Look through the material and copy each line holding "with".

GIVEN DATA:
= = = = =
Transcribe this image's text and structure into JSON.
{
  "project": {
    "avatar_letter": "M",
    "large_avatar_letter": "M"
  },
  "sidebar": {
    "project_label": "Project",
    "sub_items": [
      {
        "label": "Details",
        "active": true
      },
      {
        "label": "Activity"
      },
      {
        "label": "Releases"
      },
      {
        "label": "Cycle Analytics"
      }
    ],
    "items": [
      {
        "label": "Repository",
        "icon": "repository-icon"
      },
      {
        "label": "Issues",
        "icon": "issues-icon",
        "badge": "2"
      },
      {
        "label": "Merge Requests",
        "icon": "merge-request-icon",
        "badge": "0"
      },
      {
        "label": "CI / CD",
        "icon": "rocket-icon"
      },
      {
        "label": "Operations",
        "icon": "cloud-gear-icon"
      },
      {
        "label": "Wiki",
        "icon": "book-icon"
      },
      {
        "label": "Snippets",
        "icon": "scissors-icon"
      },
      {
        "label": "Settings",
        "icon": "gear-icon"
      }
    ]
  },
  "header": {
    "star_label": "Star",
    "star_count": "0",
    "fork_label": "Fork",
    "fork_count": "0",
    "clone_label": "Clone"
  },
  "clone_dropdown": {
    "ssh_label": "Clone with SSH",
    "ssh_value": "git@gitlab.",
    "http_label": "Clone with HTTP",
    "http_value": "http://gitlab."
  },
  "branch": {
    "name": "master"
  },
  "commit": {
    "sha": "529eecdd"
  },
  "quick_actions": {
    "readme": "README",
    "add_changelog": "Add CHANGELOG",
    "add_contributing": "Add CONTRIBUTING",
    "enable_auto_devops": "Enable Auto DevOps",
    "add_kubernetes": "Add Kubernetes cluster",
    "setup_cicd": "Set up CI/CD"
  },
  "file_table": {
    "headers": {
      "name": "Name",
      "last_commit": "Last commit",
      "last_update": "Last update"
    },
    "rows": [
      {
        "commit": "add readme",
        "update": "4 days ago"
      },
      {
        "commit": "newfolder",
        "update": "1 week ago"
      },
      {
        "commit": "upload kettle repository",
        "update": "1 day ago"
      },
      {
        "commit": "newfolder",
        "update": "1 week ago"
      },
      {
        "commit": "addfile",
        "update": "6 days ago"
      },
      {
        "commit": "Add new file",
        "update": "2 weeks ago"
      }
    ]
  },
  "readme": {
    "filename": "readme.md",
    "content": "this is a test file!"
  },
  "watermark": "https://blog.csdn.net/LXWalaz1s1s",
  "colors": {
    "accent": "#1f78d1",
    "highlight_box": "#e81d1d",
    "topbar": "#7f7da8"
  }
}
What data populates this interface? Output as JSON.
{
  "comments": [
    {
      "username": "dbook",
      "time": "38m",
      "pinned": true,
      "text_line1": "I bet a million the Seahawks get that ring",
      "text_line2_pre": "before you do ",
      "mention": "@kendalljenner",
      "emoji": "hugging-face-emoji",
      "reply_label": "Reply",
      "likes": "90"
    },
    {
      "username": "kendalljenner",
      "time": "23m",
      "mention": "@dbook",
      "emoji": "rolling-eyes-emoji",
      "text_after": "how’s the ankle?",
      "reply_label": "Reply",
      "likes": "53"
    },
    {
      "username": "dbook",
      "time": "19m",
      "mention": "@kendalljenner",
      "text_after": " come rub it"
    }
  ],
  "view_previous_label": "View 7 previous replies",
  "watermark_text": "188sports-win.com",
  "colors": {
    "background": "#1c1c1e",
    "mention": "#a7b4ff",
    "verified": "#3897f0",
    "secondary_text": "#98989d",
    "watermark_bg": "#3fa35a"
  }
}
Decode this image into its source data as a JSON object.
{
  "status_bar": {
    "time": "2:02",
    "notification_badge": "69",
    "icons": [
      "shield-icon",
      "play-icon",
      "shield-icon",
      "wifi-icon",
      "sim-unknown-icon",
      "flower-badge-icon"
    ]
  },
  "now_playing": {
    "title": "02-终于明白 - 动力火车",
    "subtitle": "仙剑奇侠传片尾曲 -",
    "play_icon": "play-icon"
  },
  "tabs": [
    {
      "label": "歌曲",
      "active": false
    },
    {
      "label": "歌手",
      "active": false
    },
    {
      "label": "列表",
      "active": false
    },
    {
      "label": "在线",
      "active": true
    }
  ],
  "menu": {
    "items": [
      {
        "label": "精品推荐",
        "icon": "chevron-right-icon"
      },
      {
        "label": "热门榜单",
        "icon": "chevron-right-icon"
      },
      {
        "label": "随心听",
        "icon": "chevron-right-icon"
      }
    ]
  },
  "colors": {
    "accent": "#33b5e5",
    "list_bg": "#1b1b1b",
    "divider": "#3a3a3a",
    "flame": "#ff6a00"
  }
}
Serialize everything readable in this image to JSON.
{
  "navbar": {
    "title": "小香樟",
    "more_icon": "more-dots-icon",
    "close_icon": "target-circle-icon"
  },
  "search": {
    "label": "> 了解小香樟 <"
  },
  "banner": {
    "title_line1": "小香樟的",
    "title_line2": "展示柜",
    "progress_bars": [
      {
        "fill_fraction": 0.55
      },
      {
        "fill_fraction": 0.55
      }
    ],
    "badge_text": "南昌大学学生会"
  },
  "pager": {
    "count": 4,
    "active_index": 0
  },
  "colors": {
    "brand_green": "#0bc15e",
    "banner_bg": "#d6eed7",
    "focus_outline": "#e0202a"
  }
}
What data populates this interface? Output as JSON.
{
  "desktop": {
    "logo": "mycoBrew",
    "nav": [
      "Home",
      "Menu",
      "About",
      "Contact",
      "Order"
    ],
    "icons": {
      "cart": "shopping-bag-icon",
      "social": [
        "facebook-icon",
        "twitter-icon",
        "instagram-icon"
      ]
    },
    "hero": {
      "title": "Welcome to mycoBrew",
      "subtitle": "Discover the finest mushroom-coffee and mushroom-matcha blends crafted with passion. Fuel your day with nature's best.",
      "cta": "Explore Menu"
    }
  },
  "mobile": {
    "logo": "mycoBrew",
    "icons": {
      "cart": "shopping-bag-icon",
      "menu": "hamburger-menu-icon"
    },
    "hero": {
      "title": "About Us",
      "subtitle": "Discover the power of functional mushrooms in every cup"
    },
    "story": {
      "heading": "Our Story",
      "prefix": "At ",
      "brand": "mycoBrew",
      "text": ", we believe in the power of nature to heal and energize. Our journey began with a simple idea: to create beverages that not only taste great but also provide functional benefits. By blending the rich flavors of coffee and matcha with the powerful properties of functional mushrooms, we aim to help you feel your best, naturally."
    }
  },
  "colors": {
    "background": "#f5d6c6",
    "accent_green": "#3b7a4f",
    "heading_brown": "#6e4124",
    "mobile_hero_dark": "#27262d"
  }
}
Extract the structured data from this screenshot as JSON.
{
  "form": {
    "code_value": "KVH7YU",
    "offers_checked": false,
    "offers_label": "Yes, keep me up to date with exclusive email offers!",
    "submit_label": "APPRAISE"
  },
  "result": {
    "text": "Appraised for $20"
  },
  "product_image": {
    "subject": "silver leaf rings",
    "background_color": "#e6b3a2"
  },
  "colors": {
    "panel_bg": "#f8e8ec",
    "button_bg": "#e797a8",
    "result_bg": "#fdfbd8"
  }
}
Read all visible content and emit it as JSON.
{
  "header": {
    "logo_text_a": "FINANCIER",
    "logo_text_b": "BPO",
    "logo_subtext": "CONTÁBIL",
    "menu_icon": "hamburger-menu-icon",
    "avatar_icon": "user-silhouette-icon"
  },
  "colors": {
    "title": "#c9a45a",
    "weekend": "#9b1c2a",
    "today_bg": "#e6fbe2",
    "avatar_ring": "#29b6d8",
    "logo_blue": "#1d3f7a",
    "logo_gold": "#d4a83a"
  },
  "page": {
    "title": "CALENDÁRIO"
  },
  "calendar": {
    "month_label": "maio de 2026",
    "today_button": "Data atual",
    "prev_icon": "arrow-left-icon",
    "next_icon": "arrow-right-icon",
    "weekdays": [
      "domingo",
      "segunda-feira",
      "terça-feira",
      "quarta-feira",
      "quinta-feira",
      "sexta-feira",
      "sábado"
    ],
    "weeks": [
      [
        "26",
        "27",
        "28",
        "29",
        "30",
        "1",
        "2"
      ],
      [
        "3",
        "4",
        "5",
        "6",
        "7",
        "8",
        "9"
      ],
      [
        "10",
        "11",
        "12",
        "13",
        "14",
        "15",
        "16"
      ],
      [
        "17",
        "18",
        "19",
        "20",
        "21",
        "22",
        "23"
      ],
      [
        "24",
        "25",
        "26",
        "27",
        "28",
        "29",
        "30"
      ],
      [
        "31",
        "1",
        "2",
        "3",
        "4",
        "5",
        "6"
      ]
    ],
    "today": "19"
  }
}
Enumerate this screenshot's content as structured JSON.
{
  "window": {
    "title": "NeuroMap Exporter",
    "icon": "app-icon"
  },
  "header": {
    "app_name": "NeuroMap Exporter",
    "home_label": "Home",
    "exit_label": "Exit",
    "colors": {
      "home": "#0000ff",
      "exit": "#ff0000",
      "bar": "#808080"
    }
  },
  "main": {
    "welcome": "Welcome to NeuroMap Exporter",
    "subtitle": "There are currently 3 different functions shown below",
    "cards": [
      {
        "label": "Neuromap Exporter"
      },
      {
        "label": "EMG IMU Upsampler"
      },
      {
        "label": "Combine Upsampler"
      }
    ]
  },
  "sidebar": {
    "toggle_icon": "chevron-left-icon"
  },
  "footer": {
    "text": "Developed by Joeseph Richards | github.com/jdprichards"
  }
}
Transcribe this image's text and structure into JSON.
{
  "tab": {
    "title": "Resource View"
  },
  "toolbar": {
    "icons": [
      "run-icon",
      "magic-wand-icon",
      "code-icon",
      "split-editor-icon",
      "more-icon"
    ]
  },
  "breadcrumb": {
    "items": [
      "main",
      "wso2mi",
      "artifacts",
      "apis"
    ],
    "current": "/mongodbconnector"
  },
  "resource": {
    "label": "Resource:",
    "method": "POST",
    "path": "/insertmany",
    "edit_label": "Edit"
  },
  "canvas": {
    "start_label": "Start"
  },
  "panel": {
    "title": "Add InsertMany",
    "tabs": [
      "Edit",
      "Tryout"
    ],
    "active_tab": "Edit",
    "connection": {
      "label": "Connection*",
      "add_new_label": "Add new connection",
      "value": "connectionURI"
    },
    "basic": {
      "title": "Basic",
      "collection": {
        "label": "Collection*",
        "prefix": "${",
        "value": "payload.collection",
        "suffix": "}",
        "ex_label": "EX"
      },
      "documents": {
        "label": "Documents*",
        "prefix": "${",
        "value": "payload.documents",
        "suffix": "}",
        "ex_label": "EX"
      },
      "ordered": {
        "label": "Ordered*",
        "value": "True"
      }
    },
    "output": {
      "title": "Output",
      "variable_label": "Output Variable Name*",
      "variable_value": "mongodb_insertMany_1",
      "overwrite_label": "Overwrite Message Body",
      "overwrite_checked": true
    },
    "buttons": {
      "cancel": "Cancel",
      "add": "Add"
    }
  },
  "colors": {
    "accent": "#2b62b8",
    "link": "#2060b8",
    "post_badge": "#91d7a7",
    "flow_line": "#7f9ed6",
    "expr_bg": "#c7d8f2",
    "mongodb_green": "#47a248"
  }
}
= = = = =
RESULT OF THIS TASK:
    "ssh_label": "Clone with SSH",
    "http_label": "Clone with HTTP",
      "subtitle": "Discover the finest mushroom-coffee and mushroom-matcha blends crafted with passion. Fuel your day with nature's best.",
      "text": ", we believe in the power of nature to heal and energize. Our journey began with a simple idea: to create beverages that not only taste great but also provide functional benefits. By blending the rich flavors of coffee and matcha with the powerful properties of functional mushrooms, we aim to help you feel your best, naturally."
    "offers_label": "Yes, keep me up to date with exclusive email offers!",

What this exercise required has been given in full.